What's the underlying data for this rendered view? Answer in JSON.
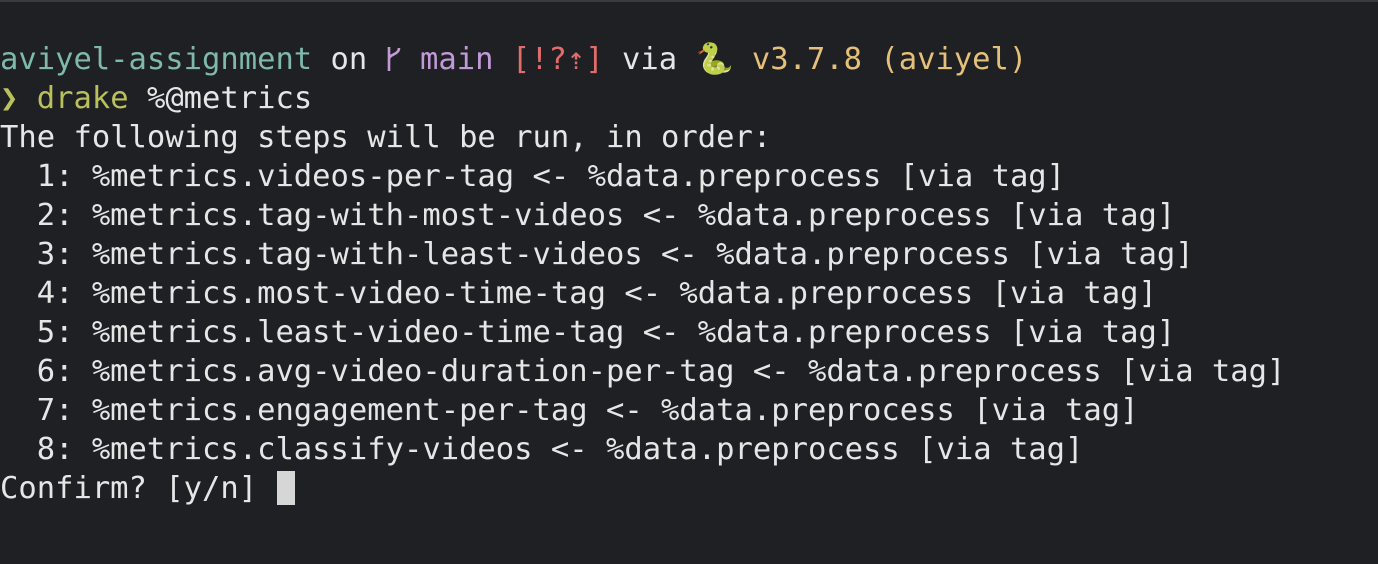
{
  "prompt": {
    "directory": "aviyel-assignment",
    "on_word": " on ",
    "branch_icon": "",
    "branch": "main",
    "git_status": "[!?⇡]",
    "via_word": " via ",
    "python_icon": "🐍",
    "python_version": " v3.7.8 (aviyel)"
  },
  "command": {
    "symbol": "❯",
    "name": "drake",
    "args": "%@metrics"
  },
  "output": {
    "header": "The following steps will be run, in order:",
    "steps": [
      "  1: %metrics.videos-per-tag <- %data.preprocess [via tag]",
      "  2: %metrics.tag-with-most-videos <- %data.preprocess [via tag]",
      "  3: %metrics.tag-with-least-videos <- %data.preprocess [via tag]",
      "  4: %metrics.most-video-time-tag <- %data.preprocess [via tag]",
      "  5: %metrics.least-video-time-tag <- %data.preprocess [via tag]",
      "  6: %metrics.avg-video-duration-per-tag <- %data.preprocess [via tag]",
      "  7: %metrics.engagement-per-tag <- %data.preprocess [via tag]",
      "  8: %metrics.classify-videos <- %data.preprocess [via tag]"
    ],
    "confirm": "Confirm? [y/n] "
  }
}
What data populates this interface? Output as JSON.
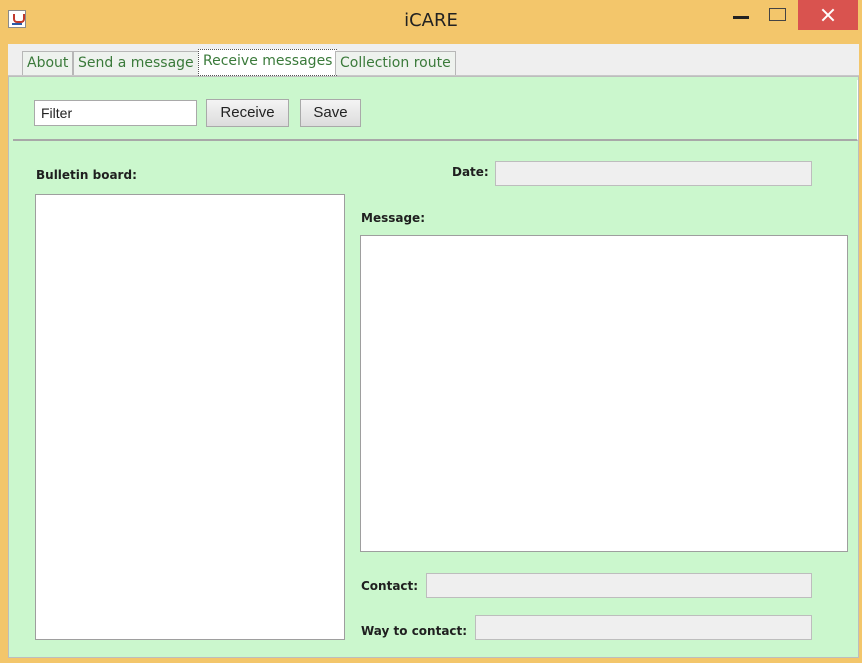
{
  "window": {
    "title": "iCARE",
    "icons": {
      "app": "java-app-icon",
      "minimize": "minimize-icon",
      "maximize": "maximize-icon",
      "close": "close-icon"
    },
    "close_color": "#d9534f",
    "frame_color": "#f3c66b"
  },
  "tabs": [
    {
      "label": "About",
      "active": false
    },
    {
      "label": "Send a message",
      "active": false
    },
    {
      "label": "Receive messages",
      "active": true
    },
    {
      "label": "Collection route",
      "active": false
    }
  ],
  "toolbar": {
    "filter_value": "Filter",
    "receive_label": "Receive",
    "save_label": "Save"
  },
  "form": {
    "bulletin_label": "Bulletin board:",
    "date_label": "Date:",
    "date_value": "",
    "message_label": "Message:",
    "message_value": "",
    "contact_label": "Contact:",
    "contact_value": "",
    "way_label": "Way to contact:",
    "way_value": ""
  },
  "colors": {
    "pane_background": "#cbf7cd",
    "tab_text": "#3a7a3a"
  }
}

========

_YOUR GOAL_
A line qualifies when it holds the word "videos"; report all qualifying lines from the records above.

_RESPONSE AREA_
      "  1: %metrics.videos-per-tag <- %data.preprocess [via tag]",
      "  2: %metrics.tag-with-most-videos <- %data.preprocess [via tag]",
      "  3: %metrics.tag-with-least-videos <- %data.preprocess [via tag]",
      "  8: %metrics.classify-videos <- %data.preprocess [via tag]"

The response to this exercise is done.